§ **EXERCISE PROMPT**
Take each line below that has "JSON" and copy it.

§ **DATA TO EXAMINE**
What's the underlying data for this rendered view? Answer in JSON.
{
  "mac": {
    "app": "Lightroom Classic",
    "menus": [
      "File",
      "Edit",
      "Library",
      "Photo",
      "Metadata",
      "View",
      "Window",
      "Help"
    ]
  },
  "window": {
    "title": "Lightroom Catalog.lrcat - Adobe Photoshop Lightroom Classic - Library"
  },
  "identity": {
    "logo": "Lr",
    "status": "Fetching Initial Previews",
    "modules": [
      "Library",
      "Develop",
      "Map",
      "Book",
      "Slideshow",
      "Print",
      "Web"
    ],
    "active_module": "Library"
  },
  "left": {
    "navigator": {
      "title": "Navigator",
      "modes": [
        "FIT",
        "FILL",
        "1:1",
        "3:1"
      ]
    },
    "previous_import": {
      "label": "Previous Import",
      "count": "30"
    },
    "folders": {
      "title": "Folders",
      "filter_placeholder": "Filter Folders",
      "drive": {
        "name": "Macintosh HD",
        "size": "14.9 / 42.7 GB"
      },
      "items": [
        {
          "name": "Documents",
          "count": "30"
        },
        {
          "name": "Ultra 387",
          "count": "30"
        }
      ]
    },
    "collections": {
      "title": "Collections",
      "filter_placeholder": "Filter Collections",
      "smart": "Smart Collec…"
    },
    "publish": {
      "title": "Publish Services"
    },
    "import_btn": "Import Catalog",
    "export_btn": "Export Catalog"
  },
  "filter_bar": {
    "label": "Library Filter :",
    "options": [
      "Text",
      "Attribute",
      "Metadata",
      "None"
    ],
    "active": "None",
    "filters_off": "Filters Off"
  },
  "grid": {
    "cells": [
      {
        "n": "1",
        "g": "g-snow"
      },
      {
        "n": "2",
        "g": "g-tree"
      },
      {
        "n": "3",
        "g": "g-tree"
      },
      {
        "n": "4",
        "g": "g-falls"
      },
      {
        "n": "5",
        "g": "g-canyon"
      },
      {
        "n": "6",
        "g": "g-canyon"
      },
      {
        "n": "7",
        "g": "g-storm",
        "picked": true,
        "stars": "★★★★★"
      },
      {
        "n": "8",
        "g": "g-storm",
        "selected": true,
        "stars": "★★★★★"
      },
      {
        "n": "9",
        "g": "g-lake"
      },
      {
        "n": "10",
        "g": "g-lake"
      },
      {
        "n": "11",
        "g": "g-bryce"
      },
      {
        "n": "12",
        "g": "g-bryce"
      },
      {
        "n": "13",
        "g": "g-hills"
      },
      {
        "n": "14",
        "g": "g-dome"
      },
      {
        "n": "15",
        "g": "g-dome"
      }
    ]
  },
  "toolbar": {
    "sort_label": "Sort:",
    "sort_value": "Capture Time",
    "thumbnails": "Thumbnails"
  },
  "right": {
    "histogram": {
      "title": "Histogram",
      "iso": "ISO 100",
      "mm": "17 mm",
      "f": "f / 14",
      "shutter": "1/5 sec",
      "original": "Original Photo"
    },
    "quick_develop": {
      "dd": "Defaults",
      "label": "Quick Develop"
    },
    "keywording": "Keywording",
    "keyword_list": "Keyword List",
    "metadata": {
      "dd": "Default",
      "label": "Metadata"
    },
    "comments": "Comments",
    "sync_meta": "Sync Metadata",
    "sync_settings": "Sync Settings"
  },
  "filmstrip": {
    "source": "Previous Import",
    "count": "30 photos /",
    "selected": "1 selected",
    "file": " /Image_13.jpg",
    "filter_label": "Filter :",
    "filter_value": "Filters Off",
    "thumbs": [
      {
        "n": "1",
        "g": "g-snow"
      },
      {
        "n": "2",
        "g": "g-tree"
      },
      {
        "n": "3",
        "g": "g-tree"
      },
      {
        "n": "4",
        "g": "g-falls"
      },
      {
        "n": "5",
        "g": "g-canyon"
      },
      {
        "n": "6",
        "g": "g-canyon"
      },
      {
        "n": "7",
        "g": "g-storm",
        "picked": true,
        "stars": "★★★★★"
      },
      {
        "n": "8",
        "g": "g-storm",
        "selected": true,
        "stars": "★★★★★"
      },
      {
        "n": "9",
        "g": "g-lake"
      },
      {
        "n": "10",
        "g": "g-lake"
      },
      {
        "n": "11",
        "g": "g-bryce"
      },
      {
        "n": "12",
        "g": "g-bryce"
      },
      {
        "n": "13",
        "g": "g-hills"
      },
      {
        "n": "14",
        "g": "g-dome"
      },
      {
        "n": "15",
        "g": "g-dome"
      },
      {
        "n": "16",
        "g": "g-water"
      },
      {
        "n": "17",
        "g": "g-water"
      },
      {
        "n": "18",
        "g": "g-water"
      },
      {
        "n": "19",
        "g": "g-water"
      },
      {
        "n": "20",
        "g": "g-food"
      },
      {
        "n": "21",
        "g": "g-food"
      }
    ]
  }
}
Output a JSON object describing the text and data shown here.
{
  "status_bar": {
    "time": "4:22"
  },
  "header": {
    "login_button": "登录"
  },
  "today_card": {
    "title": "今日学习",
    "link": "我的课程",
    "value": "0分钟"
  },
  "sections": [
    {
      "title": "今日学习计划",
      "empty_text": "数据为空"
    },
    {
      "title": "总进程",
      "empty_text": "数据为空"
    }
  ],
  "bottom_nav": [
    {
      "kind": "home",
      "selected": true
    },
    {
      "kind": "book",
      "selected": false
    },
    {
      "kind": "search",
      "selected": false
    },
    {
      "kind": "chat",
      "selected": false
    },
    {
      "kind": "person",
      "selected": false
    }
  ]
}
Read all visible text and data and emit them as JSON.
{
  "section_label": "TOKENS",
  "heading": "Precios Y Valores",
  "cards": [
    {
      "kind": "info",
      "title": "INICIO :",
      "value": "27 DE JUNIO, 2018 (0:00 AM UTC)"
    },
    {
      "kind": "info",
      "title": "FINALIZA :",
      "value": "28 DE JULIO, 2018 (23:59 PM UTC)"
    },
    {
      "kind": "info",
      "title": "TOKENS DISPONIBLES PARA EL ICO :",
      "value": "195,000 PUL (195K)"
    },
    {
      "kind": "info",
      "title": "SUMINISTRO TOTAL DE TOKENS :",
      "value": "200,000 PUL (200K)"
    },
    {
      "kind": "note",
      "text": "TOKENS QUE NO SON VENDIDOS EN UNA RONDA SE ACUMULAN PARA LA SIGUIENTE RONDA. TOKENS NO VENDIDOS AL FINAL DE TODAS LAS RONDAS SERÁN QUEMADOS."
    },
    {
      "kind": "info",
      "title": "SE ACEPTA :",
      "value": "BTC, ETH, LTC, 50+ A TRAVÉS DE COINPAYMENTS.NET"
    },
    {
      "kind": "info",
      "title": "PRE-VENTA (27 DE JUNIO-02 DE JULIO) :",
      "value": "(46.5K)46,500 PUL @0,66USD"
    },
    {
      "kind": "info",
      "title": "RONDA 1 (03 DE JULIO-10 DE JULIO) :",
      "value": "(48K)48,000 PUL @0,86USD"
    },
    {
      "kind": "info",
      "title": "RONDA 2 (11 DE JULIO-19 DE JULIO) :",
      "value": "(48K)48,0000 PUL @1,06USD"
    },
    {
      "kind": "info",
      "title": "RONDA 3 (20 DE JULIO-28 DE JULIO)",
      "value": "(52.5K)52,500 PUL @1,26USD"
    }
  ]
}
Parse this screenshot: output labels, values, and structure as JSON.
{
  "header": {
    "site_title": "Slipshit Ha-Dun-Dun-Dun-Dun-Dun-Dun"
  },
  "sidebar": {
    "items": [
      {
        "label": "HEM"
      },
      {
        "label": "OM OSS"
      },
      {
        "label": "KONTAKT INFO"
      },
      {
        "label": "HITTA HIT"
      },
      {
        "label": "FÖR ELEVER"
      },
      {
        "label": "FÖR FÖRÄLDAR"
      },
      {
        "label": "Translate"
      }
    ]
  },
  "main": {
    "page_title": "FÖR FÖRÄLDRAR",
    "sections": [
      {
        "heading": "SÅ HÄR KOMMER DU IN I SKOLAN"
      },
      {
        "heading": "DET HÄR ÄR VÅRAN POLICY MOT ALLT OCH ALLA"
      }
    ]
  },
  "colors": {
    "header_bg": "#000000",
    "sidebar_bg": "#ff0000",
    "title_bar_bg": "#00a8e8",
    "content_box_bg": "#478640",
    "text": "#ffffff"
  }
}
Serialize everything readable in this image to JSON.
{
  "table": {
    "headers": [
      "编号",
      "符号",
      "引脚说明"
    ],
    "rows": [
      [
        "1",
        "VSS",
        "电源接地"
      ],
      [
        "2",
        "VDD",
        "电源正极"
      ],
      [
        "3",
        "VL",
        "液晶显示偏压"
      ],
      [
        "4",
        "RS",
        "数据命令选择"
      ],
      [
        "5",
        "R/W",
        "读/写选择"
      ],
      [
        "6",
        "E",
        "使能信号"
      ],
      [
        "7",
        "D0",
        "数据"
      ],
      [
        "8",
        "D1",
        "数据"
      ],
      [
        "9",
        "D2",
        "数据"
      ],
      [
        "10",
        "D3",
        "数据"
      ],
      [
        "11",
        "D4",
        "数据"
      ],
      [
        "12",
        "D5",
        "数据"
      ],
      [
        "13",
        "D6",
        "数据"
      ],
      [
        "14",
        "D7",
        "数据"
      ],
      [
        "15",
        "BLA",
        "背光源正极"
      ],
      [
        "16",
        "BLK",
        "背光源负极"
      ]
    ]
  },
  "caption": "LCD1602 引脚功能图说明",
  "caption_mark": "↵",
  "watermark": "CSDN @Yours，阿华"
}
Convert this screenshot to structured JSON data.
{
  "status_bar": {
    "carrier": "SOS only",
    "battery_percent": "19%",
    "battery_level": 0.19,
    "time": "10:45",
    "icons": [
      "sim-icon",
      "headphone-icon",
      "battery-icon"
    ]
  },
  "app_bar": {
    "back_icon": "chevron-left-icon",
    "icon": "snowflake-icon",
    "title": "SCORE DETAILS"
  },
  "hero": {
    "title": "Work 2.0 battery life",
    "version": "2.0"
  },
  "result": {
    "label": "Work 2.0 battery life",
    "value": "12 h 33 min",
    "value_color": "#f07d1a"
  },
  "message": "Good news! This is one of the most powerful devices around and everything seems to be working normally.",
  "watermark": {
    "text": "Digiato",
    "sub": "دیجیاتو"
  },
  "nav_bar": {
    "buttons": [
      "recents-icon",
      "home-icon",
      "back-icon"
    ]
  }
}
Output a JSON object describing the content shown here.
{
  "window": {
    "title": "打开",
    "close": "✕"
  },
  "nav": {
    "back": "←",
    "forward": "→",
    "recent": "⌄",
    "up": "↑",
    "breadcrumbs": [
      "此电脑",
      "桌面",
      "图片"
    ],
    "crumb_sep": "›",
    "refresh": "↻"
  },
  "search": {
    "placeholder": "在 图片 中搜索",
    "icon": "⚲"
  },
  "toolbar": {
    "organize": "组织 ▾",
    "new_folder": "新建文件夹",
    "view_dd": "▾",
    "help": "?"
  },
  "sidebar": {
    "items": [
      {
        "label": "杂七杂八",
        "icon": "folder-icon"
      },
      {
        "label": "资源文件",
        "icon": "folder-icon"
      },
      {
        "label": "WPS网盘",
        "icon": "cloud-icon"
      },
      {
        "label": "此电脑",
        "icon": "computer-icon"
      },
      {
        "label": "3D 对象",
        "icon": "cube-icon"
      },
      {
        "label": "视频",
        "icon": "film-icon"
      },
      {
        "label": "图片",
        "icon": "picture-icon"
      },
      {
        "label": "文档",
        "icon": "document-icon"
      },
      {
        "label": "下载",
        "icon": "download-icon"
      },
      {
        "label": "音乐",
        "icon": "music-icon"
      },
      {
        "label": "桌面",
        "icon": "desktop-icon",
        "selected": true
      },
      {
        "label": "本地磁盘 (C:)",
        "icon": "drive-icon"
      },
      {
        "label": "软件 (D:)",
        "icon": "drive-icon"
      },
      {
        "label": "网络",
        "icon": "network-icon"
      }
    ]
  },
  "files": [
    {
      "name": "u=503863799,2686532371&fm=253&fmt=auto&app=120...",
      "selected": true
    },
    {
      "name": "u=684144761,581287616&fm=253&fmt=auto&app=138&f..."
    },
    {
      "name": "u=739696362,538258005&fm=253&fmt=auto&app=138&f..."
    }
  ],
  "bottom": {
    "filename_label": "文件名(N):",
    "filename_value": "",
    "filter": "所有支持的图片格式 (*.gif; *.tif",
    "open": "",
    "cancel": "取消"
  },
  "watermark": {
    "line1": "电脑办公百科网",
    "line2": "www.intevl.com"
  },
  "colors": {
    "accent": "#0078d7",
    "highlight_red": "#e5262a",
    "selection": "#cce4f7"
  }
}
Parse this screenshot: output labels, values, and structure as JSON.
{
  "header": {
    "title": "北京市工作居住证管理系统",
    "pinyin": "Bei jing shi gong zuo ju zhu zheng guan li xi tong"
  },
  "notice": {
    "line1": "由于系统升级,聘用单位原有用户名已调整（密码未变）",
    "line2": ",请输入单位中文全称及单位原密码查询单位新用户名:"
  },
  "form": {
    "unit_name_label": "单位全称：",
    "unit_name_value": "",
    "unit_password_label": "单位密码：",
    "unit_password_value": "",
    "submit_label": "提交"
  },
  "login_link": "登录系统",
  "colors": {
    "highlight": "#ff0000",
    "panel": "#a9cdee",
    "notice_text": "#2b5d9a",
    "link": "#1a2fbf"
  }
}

§ **FINAL ANSWER**
What's the underlying data for this rendered view? Answer in JSON.
Output a JSON object describing the text and data shown here.
Read all visible text and data and emit them as JSON.
Parse this screenshot: output labels, values, and structure as JSON.
Serialize everything readable in this image to JSON.
Convert this screenshot to structured JSON data.
Output a JSON object describing the content shown here.
Parse this screenshot: output labels, values, and structure as JSON.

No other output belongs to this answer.